Living longer: what does it actually take?

We all want to exercise more; to eat more healthily; to be more social; to avoid bad habits; to be the best person we can possibly be.

But for most of us, these big, bold life goals mean very little on a practical, day-to-day basis.

Where do you start? What can you realistically do, right now, to help ensure you’re on the right path to a long and happy life? Take this quick test to find out…

priceline-health-tracker-button

Priceline Pharmacy’s new online health tracker is a refreshingly practical and straightforward way to get on the right path.

Ad. Article continues below.

After just a few minutes of questions, it will create a personalised list of strong, straightforward and completely practical advice – from physical health to emotional wellbeing – most of which you can act on today.

It could be as simple as avoiding food or caffeine after a certain time, or substituting your next drive for a walk. Every tiny step counts.

But the body’s health is only half the picture. Sometimes it can be just as important to call a friend; to keep the mind active and engaged; to balance your time in a way that benefits you most. The health tracker is just as practical in this area.

Small course corrections like this can have a genuinely profound impact over time. And by returning to take the test again in future weeks, you’ll be able to track your progress and get new, more refined suggestions.

The path to better health isn’t always easy. But just a few minutes every week will help you walk it, step by step, with a whole new sense of purpose and clarity.

Ad. Article continues below.

Click here to get started with the health tracker, and tell us: what would you most like to change about your health?

priceline-health-tracker-button

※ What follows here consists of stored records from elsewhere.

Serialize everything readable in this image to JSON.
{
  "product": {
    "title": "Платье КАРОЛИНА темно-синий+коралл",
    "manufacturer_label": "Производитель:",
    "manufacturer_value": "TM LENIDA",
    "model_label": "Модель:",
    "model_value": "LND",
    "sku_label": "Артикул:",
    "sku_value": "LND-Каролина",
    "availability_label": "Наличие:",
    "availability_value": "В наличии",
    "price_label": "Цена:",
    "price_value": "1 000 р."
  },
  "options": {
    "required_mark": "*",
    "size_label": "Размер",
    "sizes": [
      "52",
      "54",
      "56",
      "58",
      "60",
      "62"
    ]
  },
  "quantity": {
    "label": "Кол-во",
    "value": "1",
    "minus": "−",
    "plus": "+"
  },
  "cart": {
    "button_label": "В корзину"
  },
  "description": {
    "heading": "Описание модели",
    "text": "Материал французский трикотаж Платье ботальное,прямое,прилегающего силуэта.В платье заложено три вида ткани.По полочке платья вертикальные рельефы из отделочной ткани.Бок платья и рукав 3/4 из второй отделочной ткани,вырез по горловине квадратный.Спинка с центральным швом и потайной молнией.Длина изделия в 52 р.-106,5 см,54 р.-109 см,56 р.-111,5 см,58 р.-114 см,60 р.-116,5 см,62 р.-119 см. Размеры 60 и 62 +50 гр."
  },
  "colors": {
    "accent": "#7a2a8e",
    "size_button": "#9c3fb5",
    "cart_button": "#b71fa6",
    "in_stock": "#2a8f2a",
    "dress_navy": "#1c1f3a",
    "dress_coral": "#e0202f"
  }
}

This post is sponsored by Priceline Pharmacy. It was written as we feel it delivers valuable health insights into a subject important to the Starts at 60 community. For more information, please visit the Health Tracker website.

This post was previously published as What does it actually take to live longer?